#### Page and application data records
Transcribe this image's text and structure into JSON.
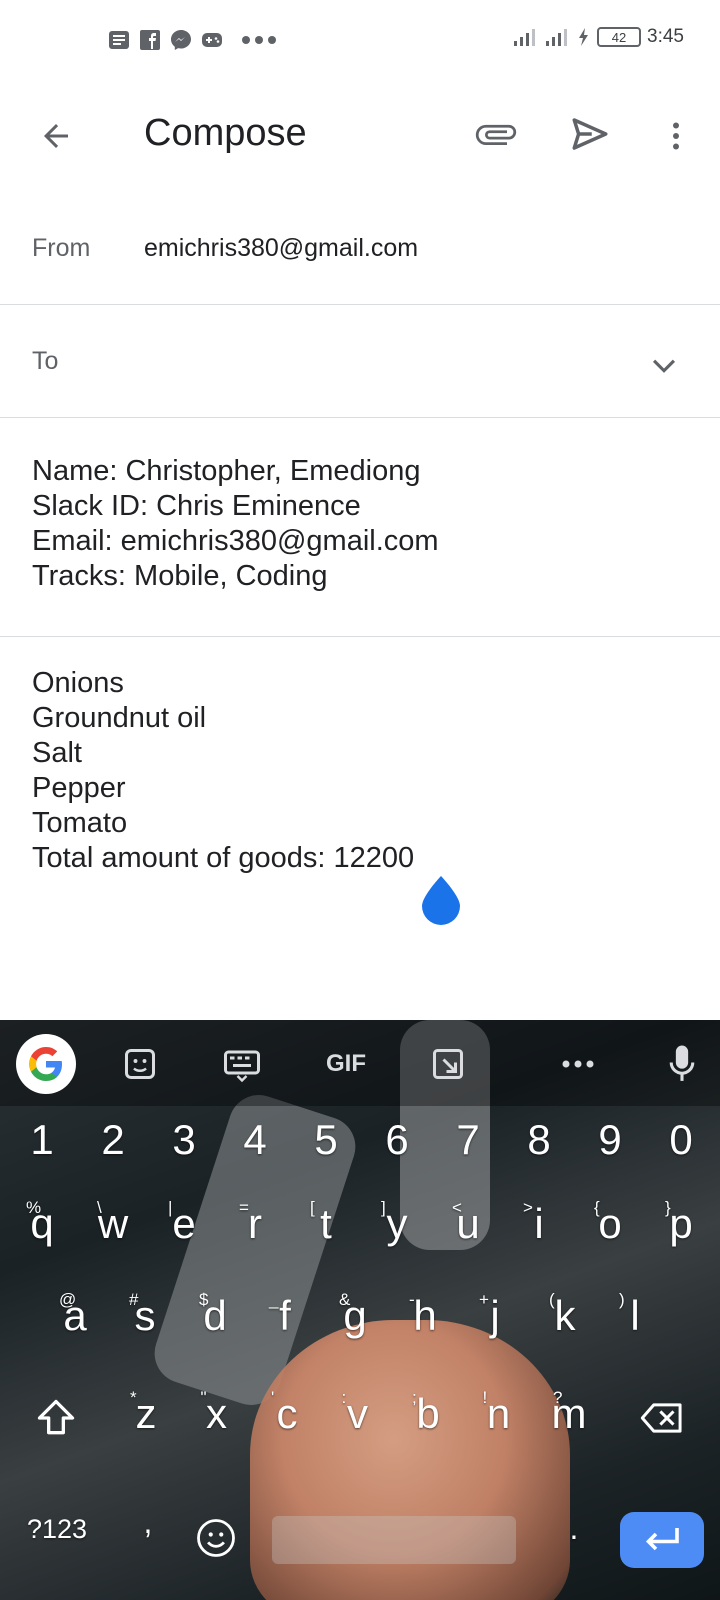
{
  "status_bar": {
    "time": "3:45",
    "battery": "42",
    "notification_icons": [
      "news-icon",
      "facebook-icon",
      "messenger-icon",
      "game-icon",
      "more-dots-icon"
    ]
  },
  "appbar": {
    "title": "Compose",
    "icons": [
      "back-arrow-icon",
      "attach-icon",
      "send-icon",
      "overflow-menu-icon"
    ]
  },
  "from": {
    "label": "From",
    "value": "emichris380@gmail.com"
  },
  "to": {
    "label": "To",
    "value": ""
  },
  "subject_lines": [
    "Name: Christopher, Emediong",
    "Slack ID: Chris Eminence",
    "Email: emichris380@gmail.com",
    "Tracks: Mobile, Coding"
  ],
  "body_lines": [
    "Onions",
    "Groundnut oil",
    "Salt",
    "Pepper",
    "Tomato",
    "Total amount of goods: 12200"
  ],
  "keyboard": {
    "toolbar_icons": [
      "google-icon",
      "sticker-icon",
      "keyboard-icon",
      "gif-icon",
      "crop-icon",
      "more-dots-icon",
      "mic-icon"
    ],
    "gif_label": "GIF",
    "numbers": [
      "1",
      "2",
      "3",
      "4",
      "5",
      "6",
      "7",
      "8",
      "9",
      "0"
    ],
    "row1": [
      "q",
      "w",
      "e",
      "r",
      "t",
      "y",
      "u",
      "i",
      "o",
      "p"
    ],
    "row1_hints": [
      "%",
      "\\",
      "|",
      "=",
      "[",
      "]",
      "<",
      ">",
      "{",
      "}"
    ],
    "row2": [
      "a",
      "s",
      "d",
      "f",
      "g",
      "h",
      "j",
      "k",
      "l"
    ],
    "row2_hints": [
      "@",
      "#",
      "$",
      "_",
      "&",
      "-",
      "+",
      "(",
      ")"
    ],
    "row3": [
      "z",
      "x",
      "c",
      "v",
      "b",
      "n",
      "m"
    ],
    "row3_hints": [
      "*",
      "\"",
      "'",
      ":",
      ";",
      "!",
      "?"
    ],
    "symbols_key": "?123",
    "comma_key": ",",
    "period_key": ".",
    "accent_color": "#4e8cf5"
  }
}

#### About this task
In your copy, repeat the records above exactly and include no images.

#### Finished task
Transcribe this image's text and structure into JSON.
{
  "status_bar": {
    "time": "3:45",
    "battery": "42",
    "notification_icons": [
      "news-icon",
      "facebook-icon",
      "messenger-icon",
      "game-icon",
      "more-dots-icon"
    ]
  },
  "appbar": {
    "title": "Compose",
    "icons": [
      "back-arrow-icon",
      "attach-icon",
      "send-icon",
      "overflow-menu-icon"
    ]
  },
  "from": {
    "label": "From",
    "value": "emichris380@gmail.com"
  },
  "to": {
    "label": "To",
    "value": ""
  },
  "subject_lines": [
    "Name: Christopher, Emediong",
    "Slack ID: Chris Eminence",
    "Email: emichris380@gmail.com",
    "Tracks: Mobile, Coding"
  ],
  "body_lines": [
    "Onions",
    "Groundnut oil",
    "Salt",
    "Pepper",
    "Tomato",
    "Total amount of goods: 12200"
  ],
  "keyboard": {
    "toolbar_icons": [
      "google-icon",
      "sticker-icon",
      "keyboard-icon",
      "gif-icon",
      "crop-icon",
      "more-dots-icon",
      "mic-icon"
    ],
    "gif_label": "GIF",
    "numbers": [
      "1",
      "2",
      "3",
      "4",
      "5",
      "6",
      "7",
      "8",
      "9",
      "0"
    ],
    "row1": [
      "q",
      "w",
      "e",
      "r",
      "t",
      "y",
      "u",
      "i",
      "o",
      "p"
    ],
    "row1_hints": [
      "%",
      "\\",
      "|",
      "=",
      "[",
      "]",
      "<",
      ">",
      "{",
      "}"
    ],
    "row2": [
      "a",
      "s",
      "d",
      "f",
      "g",
      "h",
      "j",
      "k",
      "l"
    ],
    "row2_hints": [
      "@",
      "#",
      "$",
      "_",
      "&",
      "-",
      "+",
      "(",
      ")"
    ],
    "row3": [
      "z",
      "x",
      "c",
      "v",
      "b",
      "n",
      "m"
    ],
    "row3_hints": [
      "*",
      "\"",
      "'",
      ":",
      ";",
      "!",
      "?"
    ],
    "symbols_key": "?123",
    "comma_key": ",",
    "period_key": ".",
    "accent_color": "#4e8cf5"
  }
}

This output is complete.